So far, Nebraska Department of Transportation crews have put in 35,000 man-hours over the last seven days, with only a one-day break. Throughout the weather event, shifts have lasted 16 hours or more.

“NDOT has been all-hands-on-deck 24/7 for a week now, bringing in equipment and people from other areas of the state,” said Vicki Kramer, the director of the Department of Transportation. “I thank each and every one of them for their dedication and selflessness.”

OPPD  issued a statement Sunday asking customers to conserve power to avoid outages. Robocalls from OPPD were made Sunday to customers warning them that the dangerously low temperatures could have an impact on its electrical system. The utility company said the weather “came on faster and has been more prolonged” than anticipated.

 “As of this time, our regional transmission organization, Southwest Power Pool, has not called upon member utilities in 14 states to curtail energy usage,” OPPD said in a statement to news organizations. “Rather, Omaha Public Power District is proactively asking our customers to conserve energy today and for the next several days to help keep our systems and your homes and businesses safe and energized.”

Lincoln Electric System said it continues to “see high electric use due to the extreme cold temperatures.” Both utility companies recommend that customers consider energy saving tips in their homes and businesses.

Highway 92

A semitrailer truck got stranded on the side of Nebraska Highway 92 near Osceola about 90 miles west of Omaha. Travelers who become stranded are advised to dial *55 or 911 on their cellphone.

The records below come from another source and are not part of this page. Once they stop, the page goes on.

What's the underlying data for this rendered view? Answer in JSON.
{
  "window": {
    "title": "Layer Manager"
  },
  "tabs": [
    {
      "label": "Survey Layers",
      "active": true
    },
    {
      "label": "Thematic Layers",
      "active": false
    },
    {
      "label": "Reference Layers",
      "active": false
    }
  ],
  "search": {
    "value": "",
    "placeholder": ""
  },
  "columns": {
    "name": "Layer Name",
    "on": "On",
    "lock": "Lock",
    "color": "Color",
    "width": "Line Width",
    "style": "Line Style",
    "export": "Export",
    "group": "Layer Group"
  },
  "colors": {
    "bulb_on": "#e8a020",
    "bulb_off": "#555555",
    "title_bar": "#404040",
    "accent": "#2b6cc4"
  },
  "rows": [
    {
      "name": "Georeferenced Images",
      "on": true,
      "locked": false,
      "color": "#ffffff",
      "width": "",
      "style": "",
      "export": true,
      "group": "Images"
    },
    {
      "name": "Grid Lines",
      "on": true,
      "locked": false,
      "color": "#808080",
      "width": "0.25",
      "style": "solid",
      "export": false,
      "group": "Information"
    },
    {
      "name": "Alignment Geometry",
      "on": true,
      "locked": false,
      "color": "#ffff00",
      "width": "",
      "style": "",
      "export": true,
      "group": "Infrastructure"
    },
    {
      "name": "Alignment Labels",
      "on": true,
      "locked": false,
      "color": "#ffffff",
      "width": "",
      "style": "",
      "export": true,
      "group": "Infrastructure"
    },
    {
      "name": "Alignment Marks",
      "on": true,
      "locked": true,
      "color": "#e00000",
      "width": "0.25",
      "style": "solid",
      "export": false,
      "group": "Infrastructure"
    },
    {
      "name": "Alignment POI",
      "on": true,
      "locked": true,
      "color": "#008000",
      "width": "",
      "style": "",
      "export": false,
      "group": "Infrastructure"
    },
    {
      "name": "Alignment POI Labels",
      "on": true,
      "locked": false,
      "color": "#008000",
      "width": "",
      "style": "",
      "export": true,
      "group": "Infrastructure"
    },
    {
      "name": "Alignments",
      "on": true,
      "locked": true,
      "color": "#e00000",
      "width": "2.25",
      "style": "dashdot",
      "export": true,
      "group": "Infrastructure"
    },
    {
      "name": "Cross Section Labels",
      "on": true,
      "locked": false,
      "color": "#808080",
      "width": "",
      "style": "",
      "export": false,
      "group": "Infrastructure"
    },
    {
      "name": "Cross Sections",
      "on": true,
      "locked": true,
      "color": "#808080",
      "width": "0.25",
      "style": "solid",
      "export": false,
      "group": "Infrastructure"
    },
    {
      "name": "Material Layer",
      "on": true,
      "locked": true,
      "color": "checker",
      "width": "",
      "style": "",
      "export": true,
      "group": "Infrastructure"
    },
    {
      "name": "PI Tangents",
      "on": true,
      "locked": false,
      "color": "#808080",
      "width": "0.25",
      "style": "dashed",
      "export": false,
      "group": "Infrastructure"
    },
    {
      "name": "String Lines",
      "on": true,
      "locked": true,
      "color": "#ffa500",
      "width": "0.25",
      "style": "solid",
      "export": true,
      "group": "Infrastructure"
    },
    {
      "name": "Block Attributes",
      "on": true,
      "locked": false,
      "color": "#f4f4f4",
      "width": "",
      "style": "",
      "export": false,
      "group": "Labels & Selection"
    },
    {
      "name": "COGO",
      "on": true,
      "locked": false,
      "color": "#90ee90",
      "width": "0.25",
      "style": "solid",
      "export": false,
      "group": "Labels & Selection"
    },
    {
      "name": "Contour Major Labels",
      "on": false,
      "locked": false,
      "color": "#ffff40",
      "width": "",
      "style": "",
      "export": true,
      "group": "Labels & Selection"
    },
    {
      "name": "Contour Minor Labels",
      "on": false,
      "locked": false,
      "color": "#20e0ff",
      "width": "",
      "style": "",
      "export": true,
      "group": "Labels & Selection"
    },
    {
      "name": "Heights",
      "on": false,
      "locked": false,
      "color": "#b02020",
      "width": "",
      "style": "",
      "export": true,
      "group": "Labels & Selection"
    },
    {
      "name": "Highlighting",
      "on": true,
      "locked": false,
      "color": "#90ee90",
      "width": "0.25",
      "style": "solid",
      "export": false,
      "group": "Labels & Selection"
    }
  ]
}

“Small lifestyle changes can translate into energy and cost savings on a customers’ bill,” said Paul Crist of Lincoln Electric System. “We want customers to know how to positively impact their bill, especially during prolonged periods of extreme cold.”

Consumers are encouraged to consider the following energy-saving tips:

• Lower thermostats 2 to 4 degrees.

• Make sure air registers are not obstructed by furniture, carpeting or drapes.

• Keep windows tightly latched. Seal windows and external doors.

• Turn off electric lights and appliances not in use.

• Avoid using appliances like your washer or dryer or dishwasher, especially during the peak usage times of 7 a.m. to 9 a.m. and 4 p.m. to 7 p.m.

• Prepare for the potential of power outages related to weather or other causes over the next several days by ensuring you have supplies like flashlights, warm clothes and blankets handy. 

 OPPD asked that outages be reported its OPPDConnect app, at or by calling 800-554-6773. Follow OPPD’s Facebook and Twitter pages for more information. 

The continuing sub-zero temperatures also caused Omaha’s Metro Transit to reduce bus service Monday and Tuesday. Service Monday will start “around 8 a.m. and end at about 6 p.m.,” according to statement from the bus company. 

Metro Transit also said will be no express service; Routes 3, 13, and 24 will move to 30-minute service; and ORBT will move to service every 20 minutes. Bus service on Tuesday service “will start around 6 a.m. and end around 9 p.m.,” the company said. 

Riders should check for the most up-to-date information., 402-444-1272